We design a series of experiments scooping 14 food items to demonstrate the advantage of a reactive bimanual strategy over hard-coded or single-arm actions for scooping foods of a wide range of sizes, shapes, and deformabilities. Of these foods, 3 are deformable (tofu, jello, and cheesecake) and require adaptive scooping strategies to prevent breakage.

We find CARBS is able to successfully scoop 87.0% of robust food items and reduce food breakage by 16.2% compared to a hard-coded bimanual baseline.

Single Robust Food Items

CARBS achieves 97.5% success scooping single robust food items due to the three stabilizing strategies (Angled Pushing, Cupping, and Pinning) in its bimanual scooping primitive.
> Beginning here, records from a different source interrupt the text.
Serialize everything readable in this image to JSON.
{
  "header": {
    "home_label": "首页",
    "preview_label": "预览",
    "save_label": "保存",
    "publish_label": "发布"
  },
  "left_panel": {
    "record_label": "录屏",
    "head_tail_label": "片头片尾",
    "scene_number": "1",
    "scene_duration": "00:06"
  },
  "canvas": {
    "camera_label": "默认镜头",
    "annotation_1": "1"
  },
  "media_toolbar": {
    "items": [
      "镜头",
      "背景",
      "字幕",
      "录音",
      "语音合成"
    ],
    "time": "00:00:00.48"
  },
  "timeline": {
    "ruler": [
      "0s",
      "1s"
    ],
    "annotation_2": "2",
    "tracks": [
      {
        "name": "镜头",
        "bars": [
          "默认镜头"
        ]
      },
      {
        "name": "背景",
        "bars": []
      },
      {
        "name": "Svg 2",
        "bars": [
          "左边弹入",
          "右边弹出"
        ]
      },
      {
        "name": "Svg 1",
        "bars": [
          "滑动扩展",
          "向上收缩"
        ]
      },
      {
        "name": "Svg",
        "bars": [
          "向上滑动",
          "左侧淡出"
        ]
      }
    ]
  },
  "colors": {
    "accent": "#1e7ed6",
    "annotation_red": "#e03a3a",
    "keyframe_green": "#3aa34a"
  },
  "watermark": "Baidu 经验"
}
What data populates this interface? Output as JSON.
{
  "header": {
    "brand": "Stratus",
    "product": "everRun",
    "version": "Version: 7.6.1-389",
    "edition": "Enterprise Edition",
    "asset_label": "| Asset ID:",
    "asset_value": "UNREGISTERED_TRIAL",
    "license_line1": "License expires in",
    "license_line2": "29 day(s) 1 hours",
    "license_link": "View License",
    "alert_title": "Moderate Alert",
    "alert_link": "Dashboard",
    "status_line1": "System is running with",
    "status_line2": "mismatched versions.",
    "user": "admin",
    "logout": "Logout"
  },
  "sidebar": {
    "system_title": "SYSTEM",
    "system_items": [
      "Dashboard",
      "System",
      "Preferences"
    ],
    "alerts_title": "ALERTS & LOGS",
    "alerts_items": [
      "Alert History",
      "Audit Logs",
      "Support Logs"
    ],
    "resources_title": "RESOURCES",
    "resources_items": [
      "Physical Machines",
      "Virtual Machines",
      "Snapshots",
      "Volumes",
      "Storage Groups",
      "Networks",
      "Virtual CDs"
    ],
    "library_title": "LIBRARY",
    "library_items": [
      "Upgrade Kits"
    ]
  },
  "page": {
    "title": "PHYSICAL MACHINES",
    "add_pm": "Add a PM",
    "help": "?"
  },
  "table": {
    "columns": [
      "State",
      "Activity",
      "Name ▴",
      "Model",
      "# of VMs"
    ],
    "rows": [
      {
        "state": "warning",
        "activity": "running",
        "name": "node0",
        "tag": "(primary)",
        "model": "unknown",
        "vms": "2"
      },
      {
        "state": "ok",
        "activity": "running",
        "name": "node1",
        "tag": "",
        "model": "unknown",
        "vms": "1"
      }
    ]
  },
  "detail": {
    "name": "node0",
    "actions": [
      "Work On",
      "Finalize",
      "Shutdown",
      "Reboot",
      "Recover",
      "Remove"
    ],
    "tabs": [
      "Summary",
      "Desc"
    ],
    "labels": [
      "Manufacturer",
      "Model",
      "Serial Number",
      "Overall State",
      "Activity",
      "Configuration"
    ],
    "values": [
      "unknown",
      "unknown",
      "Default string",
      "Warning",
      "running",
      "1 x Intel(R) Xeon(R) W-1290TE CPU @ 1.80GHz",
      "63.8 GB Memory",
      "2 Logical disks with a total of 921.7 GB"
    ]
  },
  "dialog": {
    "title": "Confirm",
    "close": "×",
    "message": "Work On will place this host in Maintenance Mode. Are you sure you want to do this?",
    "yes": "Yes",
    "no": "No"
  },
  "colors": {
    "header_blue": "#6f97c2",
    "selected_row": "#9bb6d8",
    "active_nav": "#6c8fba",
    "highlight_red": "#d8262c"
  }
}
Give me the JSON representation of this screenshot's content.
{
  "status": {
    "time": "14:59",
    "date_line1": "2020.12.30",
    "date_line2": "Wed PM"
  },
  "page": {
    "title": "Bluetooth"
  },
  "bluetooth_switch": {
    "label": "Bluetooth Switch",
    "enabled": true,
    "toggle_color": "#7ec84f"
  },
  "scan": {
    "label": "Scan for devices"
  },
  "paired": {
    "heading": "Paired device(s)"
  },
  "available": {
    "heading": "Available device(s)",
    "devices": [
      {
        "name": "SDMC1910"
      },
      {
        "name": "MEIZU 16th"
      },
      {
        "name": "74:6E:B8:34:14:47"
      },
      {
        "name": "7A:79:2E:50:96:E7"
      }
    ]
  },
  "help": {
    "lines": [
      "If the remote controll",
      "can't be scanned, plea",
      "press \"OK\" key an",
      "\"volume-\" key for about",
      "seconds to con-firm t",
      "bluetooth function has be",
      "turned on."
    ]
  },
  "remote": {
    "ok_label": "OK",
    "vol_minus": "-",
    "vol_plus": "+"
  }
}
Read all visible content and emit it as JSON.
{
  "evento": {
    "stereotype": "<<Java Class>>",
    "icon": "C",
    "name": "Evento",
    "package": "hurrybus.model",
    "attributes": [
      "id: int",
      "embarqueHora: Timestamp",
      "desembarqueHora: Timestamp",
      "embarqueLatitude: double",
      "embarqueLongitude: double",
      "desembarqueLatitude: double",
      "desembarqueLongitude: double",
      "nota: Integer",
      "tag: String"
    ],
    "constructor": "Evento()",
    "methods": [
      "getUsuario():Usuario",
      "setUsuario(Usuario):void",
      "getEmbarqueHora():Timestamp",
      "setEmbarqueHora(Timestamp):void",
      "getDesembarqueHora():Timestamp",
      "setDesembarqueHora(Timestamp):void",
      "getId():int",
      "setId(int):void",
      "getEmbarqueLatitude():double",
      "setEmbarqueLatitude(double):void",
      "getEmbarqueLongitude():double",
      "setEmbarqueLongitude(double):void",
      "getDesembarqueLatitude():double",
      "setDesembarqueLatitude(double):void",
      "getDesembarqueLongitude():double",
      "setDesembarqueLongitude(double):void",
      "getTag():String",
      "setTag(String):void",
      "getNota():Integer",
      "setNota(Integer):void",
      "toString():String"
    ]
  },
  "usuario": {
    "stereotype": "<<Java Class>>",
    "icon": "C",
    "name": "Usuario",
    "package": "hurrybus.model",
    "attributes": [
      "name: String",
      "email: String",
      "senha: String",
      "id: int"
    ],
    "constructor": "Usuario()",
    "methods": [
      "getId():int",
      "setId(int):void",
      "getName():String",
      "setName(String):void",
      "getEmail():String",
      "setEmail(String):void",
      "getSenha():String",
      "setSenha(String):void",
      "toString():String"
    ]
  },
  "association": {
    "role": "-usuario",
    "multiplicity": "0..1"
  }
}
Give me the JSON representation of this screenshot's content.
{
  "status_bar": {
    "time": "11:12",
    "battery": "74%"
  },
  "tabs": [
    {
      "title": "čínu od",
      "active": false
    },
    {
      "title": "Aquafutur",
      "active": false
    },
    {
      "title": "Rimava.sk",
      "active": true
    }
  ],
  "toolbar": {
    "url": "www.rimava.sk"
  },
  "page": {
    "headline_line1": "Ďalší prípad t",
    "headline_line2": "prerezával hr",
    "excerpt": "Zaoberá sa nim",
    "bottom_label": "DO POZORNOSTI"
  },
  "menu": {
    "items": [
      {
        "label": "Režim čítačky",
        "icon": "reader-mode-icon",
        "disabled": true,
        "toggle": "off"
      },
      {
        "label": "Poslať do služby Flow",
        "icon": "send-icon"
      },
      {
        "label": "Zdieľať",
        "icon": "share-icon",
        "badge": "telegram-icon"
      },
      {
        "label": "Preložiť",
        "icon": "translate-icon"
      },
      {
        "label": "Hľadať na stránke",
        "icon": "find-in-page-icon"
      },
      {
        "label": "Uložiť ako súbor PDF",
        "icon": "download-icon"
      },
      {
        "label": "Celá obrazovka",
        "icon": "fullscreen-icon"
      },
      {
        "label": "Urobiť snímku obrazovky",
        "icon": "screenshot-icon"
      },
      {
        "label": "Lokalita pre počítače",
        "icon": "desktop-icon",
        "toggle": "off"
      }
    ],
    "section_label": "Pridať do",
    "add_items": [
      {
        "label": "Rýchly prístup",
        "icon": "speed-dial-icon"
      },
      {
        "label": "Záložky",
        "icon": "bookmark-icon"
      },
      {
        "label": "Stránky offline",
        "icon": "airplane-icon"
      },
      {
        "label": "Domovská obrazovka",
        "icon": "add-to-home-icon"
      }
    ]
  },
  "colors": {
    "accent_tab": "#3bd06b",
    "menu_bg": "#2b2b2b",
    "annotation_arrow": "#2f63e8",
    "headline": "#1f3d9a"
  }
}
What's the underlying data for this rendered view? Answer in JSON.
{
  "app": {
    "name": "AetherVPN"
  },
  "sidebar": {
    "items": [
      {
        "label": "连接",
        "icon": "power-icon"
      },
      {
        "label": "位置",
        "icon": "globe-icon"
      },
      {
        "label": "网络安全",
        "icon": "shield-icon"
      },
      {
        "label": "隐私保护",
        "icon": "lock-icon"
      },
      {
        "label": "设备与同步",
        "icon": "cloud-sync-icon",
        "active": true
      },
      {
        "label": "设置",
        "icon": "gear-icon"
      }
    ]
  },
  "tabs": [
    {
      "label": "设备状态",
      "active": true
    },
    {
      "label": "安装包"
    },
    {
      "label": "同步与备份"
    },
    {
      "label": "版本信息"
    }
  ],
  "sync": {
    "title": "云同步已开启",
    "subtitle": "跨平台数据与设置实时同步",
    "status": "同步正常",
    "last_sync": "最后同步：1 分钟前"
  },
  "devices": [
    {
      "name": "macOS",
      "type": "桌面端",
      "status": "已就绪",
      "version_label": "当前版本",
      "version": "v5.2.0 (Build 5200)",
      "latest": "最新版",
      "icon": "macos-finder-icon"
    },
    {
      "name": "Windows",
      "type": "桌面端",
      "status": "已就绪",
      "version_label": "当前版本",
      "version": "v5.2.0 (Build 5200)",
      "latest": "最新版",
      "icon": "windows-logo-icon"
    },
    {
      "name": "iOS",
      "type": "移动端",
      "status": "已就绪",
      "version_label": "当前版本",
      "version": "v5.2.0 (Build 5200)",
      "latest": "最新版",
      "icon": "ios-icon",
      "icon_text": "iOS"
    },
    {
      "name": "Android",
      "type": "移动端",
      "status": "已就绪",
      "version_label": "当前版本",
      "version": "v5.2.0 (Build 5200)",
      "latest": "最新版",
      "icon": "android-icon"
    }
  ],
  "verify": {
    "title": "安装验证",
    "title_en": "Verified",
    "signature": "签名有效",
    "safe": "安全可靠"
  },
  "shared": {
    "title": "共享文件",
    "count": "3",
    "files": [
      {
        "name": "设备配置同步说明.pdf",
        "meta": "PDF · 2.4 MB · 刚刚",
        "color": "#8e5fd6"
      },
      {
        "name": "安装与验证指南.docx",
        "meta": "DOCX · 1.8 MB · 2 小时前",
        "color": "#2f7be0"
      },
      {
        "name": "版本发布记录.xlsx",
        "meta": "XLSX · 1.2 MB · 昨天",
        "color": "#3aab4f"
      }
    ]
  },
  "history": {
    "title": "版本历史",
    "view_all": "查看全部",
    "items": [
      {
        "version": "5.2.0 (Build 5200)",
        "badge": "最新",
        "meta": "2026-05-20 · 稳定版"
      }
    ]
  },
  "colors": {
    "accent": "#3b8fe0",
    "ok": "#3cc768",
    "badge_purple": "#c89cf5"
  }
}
Multiple Robust Food Items

CARBS achieves 77.8% success scooping two or three robust food items, which is 40.0% higher than the static barrier baseline without bimanual stabilizing strategies. However, this is lower performance than scooping single food items because multiple food items can interact with each other, which complicates stabilizing all items in the scene.

Fragile Food Items

CARBS reduces food loss due to breakage by 16.2% compared to a hard-coded baseline, suggesting that an adaptive a parameter is effective in avoiding breakage failures.

Hard-Coded Bimanual Baseline (a = 1, maximum pushing distance)

CARBS (adaptive a, learning to adjust pushing distance to prevent breakage)

Scooping Failures

We find three failure modes during scooping robust foods: (1) Roll, where the foods roll out of the scooping trajectory, (2) No Enter, where the foods touch the spoon mouth but do not enter the spoon bowl, and (3) Fall, where the foods enter the spoon bowl but fall out due to an unstable pose. We additionally observe a Breakage failure mode for deformable foods.

Roll Failure

No Enter Failure

Fall Failure

Additional OOD Experiments (New!) [Link]

We present new experiments on scooping three out of distribution food classes: 2 strawberries, rice, and couscous. We note that we assume both the rice and couscous are pre-grouped. Additionally, the two strawberries are larger than the bowl of the scooper. We find that CARBS is able to achieve 80.0% success on scooping 2 strawberries, and 79.0% success by weight on scooping rice and couscous. We present example rollouts below, and videos of all 5 trials for each of the foods can be found here: [Link].

2 Strawberries